The first time I saw a compact fluorescent light (CFL) bulb was on Earth Day three years ago. This spiral-shaped light fixture was being given out free by the state of New Jersey during an event emphasizing the best ways to save energy, stem global warming and “go green.”
I took it home and replaced an incandescent bulb in my bedroom with this curious-looking new one, having been told that was one of the easiest but most important steps I could take to help save the planet – and some money, too!
Since that time the CFL bulb has become the icon of environmental awareness. And after all, who wouldn’t want to do something so simple that could be so beneficial to the environment? It seemed like a no-brainer.
If you, too, have been conned into believing the myth that CFLs are the best thing you can do for the Earth next to walking to work instead of driving, or recycling every bit of paper, plastic and glass you use, you’re far from alone. So have tens of millions of other Americans.
Unfortunately for the consumer who was sold this bill of goods by both industry and the government, CFLs pose a number of hazards to our health that no one told us about when they were trotted out as the energy-saving fix that was a “must” for every household.
The energy bill and the myth that put our health at risk
Back in 2007, the passage of the Energy Independence and Security Act (EISA) put into motion seemingly innocent measures, all under the guise of benefits to consumers and better use of resources, that pose serious risks and are having hidden biological impacts on people exposed to them – especially kids.
And unless you are some kind of political junkie, watching C-Span all day, you probably were not very aware of this legislation to phase out the “old faithful” incandescent bulb that’s been lighting up our environment – without much change – for 130 years.
But the incandescent bulb is now down to its last year of service, with the final versions, the 60- and 40-watt, due to bite the dust this January.

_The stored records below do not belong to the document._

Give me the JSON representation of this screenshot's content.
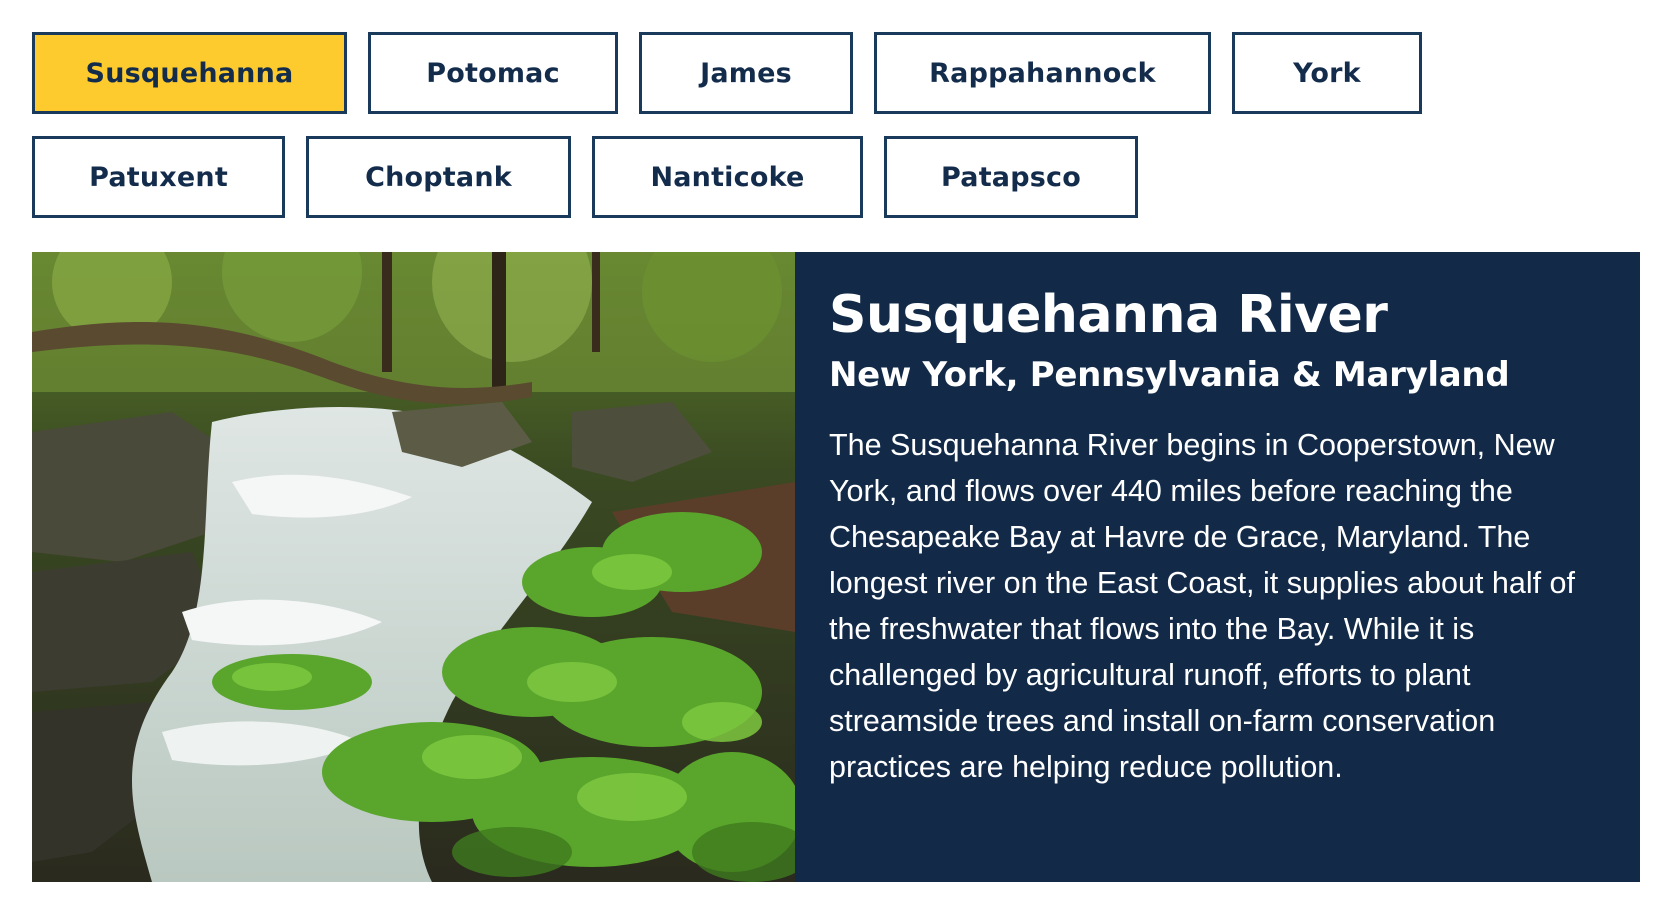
{
  "tabs": [
    {
      "label": "Susquehanna",
      "active": true
    },
    {
      "label": "Potomac",
      "active": false
    },
    {
      "label": "James",
      "active": false
    },
    {
      "label": "Rappahannock",
      "active": false
    },
    {
      "label": "York",
      "active": false
    },
    {
      "label": "Patuxent",
      "active": false
    },
    {
      "label": "Choptank",
      "active": false
    },
    {
      "label": "Nanticoke",
      "active": false
    },
    {
      "label": "Patapsco",
      "active": false
    }
  ],
  "river": {
    "title": "Susquehanna River",
    "states": "New York, Pennsylvania & Maryland",
    "description": "The Susquehanna River begins in Cooperstown, New York, and flows over 440 miles before reaching the Chesapeake Bay at Havre de Grace, Maryland. The longest river on the East Coast, it supplies about half of the freshwater that flows into the Bay. While it is challenged by agricultural runoff, efforts to plant streamside trees and install on-farm conservation practices are helping reduce pollution."
  },
  "colors": {
    "active_tab": "#fdcb2e",
    "tab_border": "#1a3a5c",
    "tab_text": "#142c4c",
    "panel_bg": "#122a48"
  }
}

The EISA plan to replace the innovative genius of Thomas Edison with bulbs that meet the new energy-efficiency requirements has created a number of unintended consequences in the form of both a toxic mercury hazard and an invisible blue-wavelength light given off by these particular bulbs that can quite literally cause you and your family sleepless nights, with all the ill effects that can come from getting too little sleep.
What that could mean for the health and safety of you and your family includes:
- The creation of a temporary“biohazard zone” in your home should one of these bulbs accidentally break, releasing the mercury it contains;
- Possible exposure of small children to both mercury vapors and dust that may persist after a cleanup (especially if it is less than thorough or if the area is poorly ventilated);
- Interruption of the production of melatonin, a hormone that not only helps adults and children fall asleep, but is of great significance in maintaining health and warding off disease;
- Disruption of “circadian rhythms,” the inner clock that regulates how well we function each day;
- Excessive exposure to UV light that can damage skin and potentially lead to skin cancer, and
- Increased eyestrain and headaches from the light produced by CFL bulbs.
Perhaps of even greater significance, researchers have found that autistic children tend to have melatonin deficiencies, and that over 70 percent of such kids suffer from difficulty sleeping, waking frequently during the night and making a decent night’s sleep a distant memory for their parents.
In upcoming blogs, we will be providing further illumination of this important topic, and show you how to light up your life in a way that will most benefit your family and the environment without the risks involved in using a seriously flawed technology.